(Excerpts from an interface dataset)

※

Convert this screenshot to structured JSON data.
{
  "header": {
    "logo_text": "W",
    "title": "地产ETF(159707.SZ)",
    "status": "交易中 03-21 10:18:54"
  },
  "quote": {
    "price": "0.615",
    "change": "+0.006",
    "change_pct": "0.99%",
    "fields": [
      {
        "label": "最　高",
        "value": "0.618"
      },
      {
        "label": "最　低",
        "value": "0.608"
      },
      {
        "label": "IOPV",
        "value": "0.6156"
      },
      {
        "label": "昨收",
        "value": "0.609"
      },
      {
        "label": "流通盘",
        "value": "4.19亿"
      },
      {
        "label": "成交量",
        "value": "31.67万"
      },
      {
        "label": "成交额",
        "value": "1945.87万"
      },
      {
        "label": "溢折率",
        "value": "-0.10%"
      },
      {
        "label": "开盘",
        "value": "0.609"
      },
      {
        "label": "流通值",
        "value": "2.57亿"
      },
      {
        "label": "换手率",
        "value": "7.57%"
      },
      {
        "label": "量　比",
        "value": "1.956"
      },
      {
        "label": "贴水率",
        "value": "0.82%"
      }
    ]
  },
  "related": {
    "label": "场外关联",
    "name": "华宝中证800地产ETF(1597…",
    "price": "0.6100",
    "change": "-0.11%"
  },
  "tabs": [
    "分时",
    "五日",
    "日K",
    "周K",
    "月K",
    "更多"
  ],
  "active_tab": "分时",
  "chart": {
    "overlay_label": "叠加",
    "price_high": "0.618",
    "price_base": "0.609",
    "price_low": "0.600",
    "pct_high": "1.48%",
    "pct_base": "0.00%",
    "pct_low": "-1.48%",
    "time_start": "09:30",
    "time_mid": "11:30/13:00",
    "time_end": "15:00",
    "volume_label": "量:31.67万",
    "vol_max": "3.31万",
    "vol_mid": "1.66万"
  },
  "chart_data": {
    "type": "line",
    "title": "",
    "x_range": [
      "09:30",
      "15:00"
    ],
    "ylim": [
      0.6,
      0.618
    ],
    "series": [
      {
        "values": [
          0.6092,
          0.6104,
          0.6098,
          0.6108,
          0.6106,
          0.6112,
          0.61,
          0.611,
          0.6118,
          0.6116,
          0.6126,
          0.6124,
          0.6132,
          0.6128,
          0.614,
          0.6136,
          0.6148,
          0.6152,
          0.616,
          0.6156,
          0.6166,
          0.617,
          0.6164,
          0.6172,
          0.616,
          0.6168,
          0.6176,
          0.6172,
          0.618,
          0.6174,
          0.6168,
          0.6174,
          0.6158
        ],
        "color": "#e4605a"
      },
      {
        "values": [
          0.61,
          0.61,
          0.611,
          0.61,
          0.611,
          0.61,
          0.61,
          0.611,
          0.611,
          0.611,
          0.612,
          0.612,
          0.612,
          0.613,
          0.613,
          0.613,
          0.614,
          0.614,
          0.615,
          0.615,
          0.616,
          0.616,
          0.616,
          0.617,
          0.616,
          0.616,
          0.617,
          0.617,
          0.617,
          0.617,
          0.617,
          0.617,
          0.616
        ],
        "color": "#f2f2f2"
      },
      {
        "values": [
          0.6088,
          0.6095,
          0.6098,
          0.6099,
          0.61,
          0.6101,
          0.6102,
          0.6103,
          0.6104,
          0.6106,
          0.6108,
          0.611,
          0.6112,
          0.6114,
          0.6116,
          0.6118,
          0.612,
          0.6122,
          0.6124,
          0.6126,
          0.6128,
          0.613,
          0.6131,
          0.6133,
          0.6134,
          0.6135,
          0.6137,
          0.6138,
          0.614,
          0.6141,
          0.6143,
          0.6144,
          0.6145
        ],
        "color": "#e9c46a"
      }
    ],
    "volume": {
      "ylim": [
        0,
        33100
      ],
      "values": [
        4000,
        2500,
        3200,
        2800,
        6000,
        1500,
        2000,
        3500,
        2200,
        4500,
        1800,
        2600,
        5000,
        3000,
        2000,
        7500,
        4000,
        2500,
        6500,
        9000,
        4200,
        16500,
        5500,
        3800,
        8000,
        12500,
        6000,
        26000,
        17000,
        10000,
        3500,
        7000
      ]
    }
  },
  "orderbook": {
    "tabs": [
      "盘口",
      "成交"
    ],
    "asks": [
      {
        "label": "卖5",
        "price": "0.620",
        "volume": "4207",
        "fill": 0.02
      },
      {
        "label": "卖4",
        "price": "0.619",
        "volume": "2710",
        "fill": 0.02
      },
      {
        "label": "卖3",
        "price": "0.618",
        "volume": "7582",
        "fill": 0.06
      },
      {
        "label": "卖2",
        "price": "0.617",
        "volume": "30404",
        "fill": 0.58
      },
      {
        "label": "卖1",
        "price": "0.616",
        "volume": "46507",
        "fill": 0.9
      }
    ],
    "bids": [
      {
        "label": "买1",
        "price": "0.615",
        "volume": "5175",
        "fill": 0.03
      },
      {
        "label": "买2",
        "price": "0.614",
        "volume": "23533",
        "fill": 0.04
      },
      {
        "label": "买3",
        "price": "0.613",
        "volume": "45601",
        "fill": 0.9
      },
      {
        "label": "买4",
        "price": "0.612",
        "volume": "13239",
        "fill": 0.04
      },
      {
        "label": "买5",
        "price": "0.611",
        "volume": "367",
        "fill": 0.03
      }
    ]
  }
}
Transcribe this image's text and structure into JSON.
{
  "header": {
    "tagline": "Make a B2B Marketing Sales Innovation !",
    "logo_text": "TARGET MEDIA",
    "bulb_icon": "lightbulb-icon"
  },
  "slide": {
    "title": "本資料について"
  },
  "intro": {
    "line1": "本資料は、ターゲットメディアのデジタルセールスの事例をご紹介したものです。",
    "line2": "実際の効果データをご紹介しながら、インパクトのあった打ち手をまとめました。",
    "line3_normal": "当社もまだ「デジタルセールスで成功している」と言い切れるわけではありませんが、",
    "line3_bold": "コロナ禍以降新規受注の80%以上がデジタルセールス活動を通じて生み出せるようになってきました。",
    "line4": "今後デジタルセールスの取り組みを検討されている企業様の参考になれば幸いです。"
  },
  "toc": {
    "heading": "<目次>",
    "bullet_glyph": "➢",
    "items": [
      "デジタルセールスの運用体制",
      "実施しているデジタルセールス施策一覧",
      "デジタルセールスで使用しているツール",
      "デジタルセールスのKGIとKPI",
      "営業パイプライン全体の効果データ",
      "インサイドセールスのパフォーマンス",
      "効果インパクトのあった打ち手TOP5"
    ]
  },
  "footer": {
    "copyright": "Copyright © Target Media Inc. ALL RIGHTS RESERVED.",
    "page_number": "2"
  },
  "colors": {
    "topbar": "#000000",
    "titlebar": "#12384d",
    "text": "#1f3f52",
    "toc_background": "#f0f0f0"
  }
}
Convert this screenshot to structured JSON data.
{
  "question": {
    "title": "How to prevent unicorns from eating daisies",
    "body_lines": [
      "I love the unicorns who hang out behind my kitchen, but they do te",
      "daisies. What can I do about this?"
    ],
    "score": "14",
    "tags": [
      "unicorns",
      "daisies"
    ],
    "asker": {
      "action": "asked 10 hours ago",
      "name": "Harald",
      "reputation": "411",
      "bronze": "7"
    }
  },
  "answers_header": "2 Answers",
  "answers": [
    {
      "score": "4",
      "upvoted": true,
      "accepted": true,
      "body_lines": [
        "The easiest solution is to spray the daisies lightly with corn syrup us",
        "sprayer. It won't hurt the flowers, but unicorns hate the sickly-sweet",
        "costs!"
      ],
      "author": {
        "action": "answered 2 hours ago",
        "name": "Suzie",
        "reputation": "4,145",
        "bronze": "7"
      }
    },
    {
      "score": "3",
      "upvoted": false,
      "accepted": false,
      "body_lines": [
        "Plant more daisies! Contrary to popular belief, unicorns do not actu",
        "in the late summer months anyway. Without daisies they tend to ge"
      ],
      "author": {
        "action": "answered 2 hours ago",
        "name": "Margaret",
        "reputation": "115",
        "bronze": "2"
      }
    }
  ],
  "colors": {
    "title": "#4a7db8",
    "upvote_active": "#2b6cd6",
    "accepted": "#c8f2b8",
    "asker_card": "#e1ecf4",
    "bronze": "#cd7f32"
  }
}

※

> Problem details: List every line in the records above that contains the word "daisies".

> Task solution:
    "title": "How to prevent unicorns from eating daisies",
      "daisies. What can I do about this?"
      "daisies"
        "The easiest solution is to spray the daisies lightly with corn syrup us",
        "Plant more daisies! Contrary to popular belief, unicorns do not actu",
        "in the late summer months anyway. Without daisies they tend to ge"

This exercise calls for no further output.